UK - What a difference a year makes: Pictures reveal how many trees STILL have no leaves after harsh winter
The Daily Mail
Tue, 13 Apr 2010 13:14 UTC
In Chestnut Avenue near Hampton Court Palace, the woodland seems to be trapped in a time warp.
Last April, the horse chestnuts burst to life with budding new leaves covering the branches and were one of the most dramatic, natural outdoor sights of spring in the capital.
Around the country, thousands of trees are still completely bare of leaves after the coldest winter in 31 years.
Species such as the birch, rowan, hazel, hawthorn and blackthorn would normally be in glorious full bloom by now.
While many are completely bare, others have only just started to sprout foliage in recent days thanks to spring finally arriving after Easter.
But many street trees are not expected to leaf at all.
Experts say that tens of thousands are likely to have been killed by the salt used to de-ice roads during the big freeze this winter.
The true scale of tree casualties will only become clear as they fail to leaf in coming weeks.

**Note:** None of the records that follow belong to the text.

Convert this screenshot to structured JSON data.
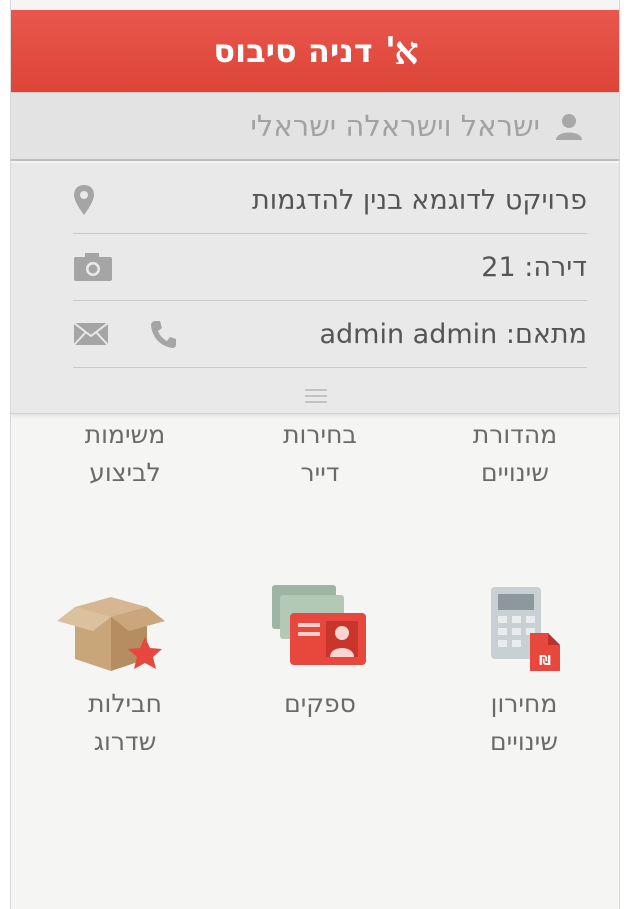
{
  "header": {
    "logo": "א'",
    "title": "דניה סיבוס"
  },
  "user": {
    "name": "ישראל וישראלה ישראלי",
    "icon": "user-icon"
  },
  "info": {
    "project": "פרויקט לדוגמא בנין להדגמות",
    "apartment": "דירה: 21",
    "coordinator": "מתאם: admin admin"
  },
  "grid": {
    "row1": [
      {
        "line1": "מהדורת",
        "line2": "שינויים"
      },
      {
        "line1": "בחירות",
        "line2": "דייר"
      },
      {
        "line1": "משימות",
        "line2": "לביצוע"
      }
    ],
    "row2": [
      {
        "line1": "מחירון",
        "line2": "שינויים"
      },
      {
        "line1": "ספקים",
        "line2": ""
      },
      {
        "line1": "חבילות",
        "line2": "שדרוג"
      }
    ]
  },
  "colors": {
    "header_red": "#e04a3f",
    "accent_red": "#e8473e",
    "text_gray": "#6a6a6a"
  }
}
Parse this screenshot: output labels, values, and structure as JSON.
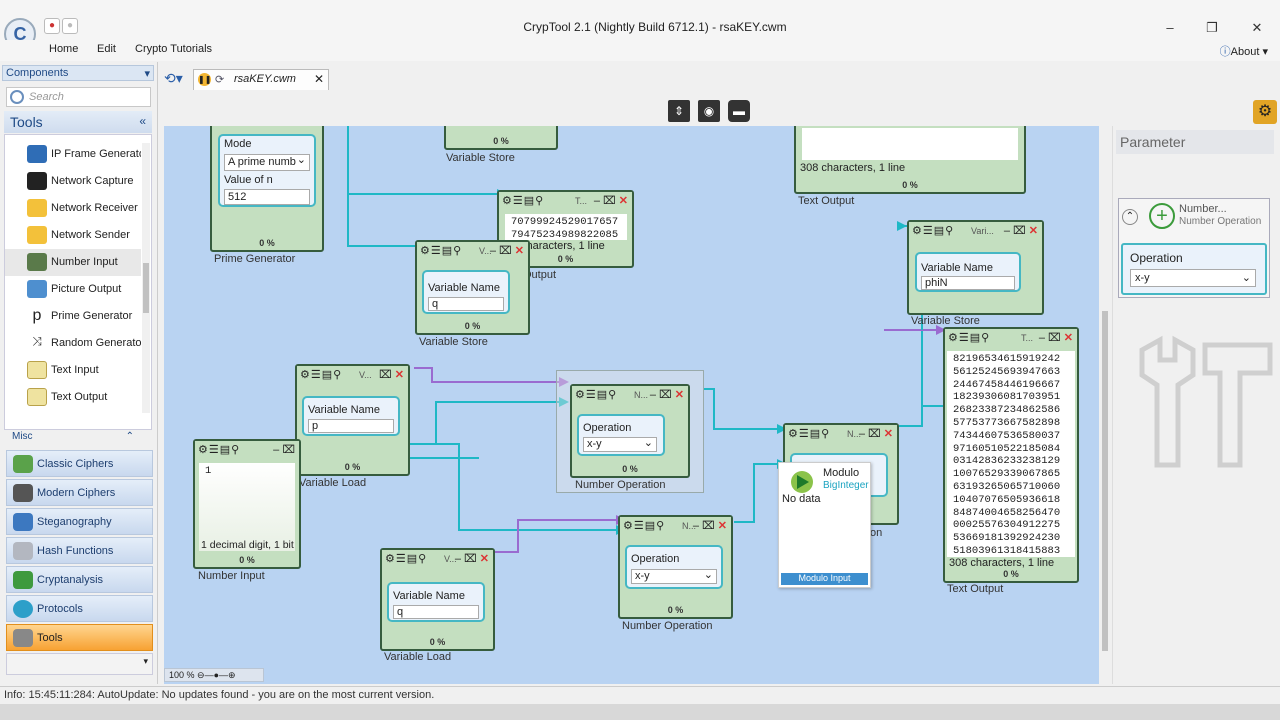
{
  "window": {
    "title": "CrypTool 2.1 (Nightly Build 6712.1) - rsaKEY.cwm",
    "app_icon": "cryptool-logo-icon"
  },
  "menu": {
    "home": "Home",
    "edit": "Edit",
    "tutorials": "Crypto Tutorials",
    "about": "About"
  },
  "components": {
    "header": "Components",
    "search_placeholder": "Search",
    "tools_header": "Tools",
    "tools": [
      "IP Frame Generator",
      "Network Capture",
      "Network Receiver",
      "Network Sender",
      "Number Input",
      "Picture Output",
      "Prime Generator",
      "Random Generator",
      "Text Input",
      "Text Output"
    ],
    "misc": "Misc",
    "categories": [
      "Classic Ciphers",
      "Modern Ciphers",
      "Steganography",
      "Hash Functions",
      "Cryptanalysis",
      "Protocols",
      "Tools"
    ]
  },
  "tab": {
    "label": "rsaKEY.cwm"
  },
  "canvas": {
    "zoom": "100 %",
    "prime_generator": {
      "mode_label": "Mode",
      "mode_value": "A prime numb",
      "n_label": "Value of n",
      "n_value": "512",
      "progress": "0 %",
      "caption": "Prime Generator"
    },
    "vstore_top": {
      "progress": "0 %",
      "caption": "Variable Store"
    },
    "text_out_top": {
      "info": "308 characters,  1 line",
      "progress": "0 %",
      "caption": "Text Output"
    },
    "text_out_mid": {
      "title": "T...",
      "lines": [
        "70799924529017657",
        "79475234989822085"
      ],
      "info": "characters, 1 line",
      "progress": "0 %",
      "caption": "Output"
    },
    "vstore_q": {
      "title": "V...",
      "label": "Variable Name",
      "value": "q",
      "progress": "0 %",
      "caption": "Variable Store"
    },
    "vstore_phin": {
      "title": "Vari...",
      "label": "Variable Name",
      "value": "phiN",
      "progress": "0 %",
      "caption": "Variable Store"
    },
    "vload_p": {
      "title": "V...",
      "label": "Variable Name",
      "value": "p",
      "progress": "0 %",
      "caption": "Variable Load"
    },
    "numop_1": {
      "title": "N...",
      "label": "Operation",
      "value": "x-y",
      "progress": "0 %",
      "caption": "Number Operation"
    },
    "numop_2": {
      "title": "N...",
      "label": "Operation",
      "value": "x-y",
      "progress": "0 %",
      "caption": "Number Operation"
    },
    "numop_3": {
      "title": "N...",
      "caption_tail": "on"
    },
    "number_input": {
      "value": "1",
      "info": "1 decimal digit, 1 bit",
      "progress": "0 %",
      "caption": "Number Input"
    },
    "vload_q": {
      "title": "V...",
      "label": "Variable Name",
      "value": "q",
      "progress": "0 %",
      "caption": "Variable Load"
    },
    "tooltip": {
      "title": "Modulo",
      "type": "BigInteger",
      "status": "No data",
      "footer": "Modulo Input"
    },
    "text_out_big": {
      "title": "T...",
      "lines": [
        "82196534615919242",
        "56125245693947663",
        "24467458446196667",
        "18239306081703951",
        "26823387234862586",
        "57753773667582898",
        "74344607536580037",
        "97160510522185084",
        "03142836233238129",
        "10076529339067865",
        "63193265065710060",
        "10407076505936618",
        "84874004658256470",
        "00025576304912275",
        "53669181392924230",
        "51803961318415883"
      ],
      "info": "308 characters,  1 line",
      "progress": "0 %",
      "caption": "Text Output"
    }
  },
  "parameter": {
    "header": "Parameter",
    "name": "Number...",
    "subname": "Number Operation",
    "op_label": "Operation",
    "op_value": "x-y"
  },
  "status": {
    "text": "Info: 15:45:11:284: AutoUpdate: No updates found - you are on the most current version."
  },
  "colors": {
    "accent": "#f7a233",
    "plugin_bg": "#c4dfc0",
    "canvas_bg": "#b9d3f2",
    "connector_teal": "#1fb8c6",
    "connector_purple": "#9a6bd0"
  }
}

The Tree Council's rural programmes director Jon Stokes said: 'Trees need warm temperatures to come back to life in spring.

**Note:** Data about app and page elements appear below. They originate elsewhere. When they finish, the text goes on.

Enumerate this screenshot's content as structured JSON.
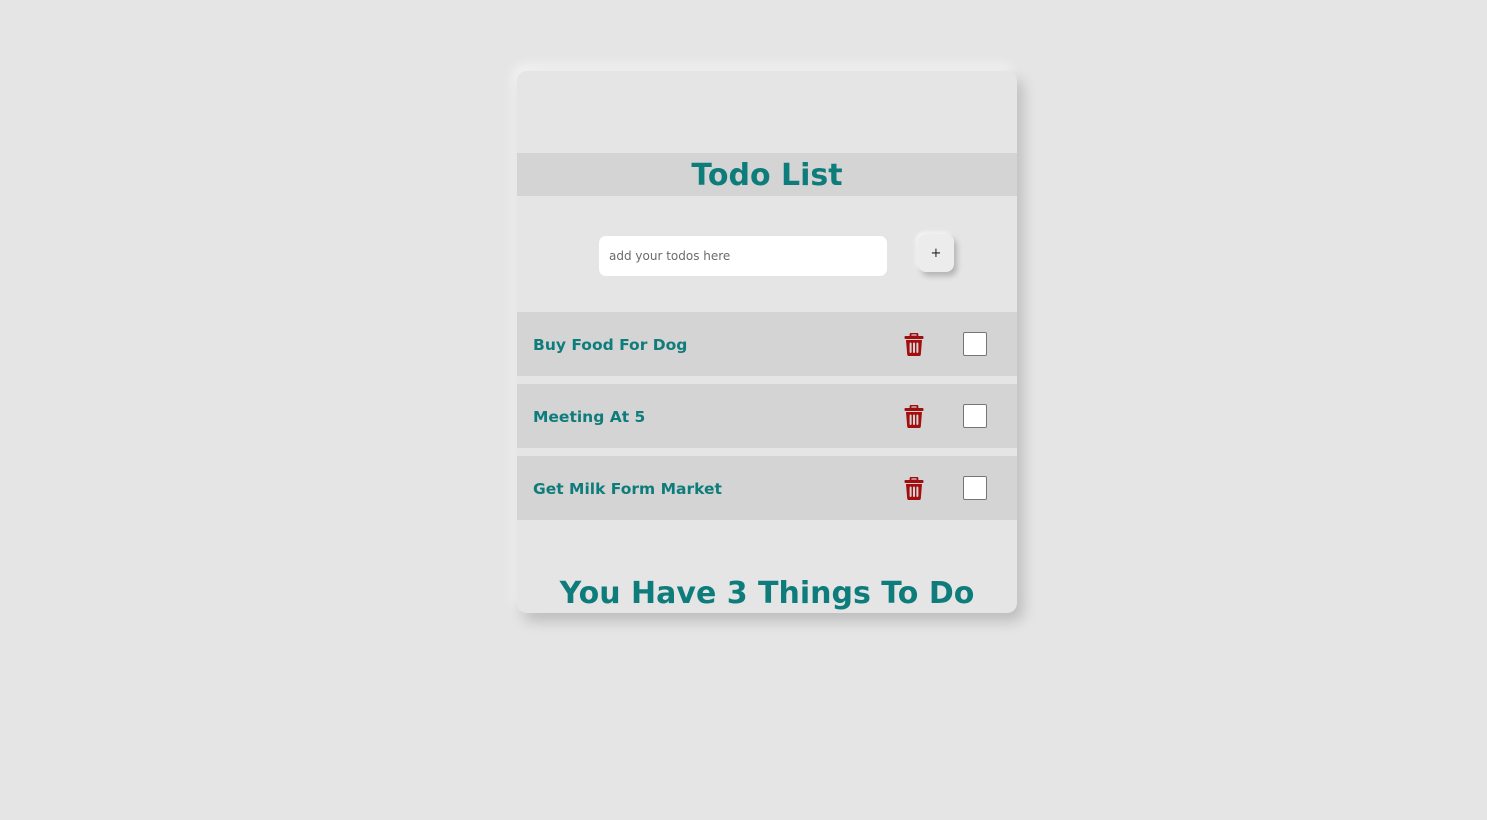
{
  "app": {
    "title": "Todo List"
  },
  "input": {
    "placeholder": "add your todos here",
    "value": "",
    "add_label": "+"
  },
  "todos": [
    {
      "text": "Buy Food For Dog",
      "done": false
    },
    {
      "text": "Meeting At 5",
      "done": false
    },
    {
      "text": "Get Milk Form Market",
      "done": false
    }
  ],
  "summary": {
    "text": "You Have 3 Things To Do"
  },
  "icons": {
    "delete": "trash-icon"
  },
  "colors": {
    "accent": "#0f7c7c",
    "delete": "#a30d0d",
    "background": "#e5e5e5",
    "row": "#d4d4d4"
  }
}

'When temperatures pick up, the buds on branches swell and burst and leaves start to appear.
'The harsh winter has seen too many frosts and it has not been warm enough until now to get the whole leafing process going.
'Many trees are three to four weeks late leafing. Hawthorn and blackthorn are still without leaves.
'Over the last ten days, spring has suddenly arrived and it is all happening now or will do soon with a bang for birch, rowan, hazel and horse chestnut.
'But that is up to a month later than we would have expected.'
But while the spring weather has finally arrived, temperatures are back to normal after the balmy weather at the weekend.
Temperatures this week are likely to remain between 10C and 16C across the country with periods of showers and drizzle.
Britain has around four billion trees with the vast majority in rural areas. But street trees can make a difference to a street.
Mr Stokes added: 'Salt and trees don't mix. It gets around the roots and stops trees drawing in enough water from the soil.
'Over the next few weeks, we will see that real damage has been done to our urban tree population.
'It is likely that tens of thousands of street trees will have suffered because of salt and could die.'
The particularly harsh winter has also delayed the blooming of many woodland flowers.
According to the National Trust, bluebells, which require light and warmth coming into the forest floor to trigger growth, are normally at their height around late April or early May.
But this year they are not likely to be in full bloom until around mid May - the latest peak in flowering for the plant since 1996.
Magnolias and daffodils are also blooming late this year because of the unusually sustained cold weather up to the end of March.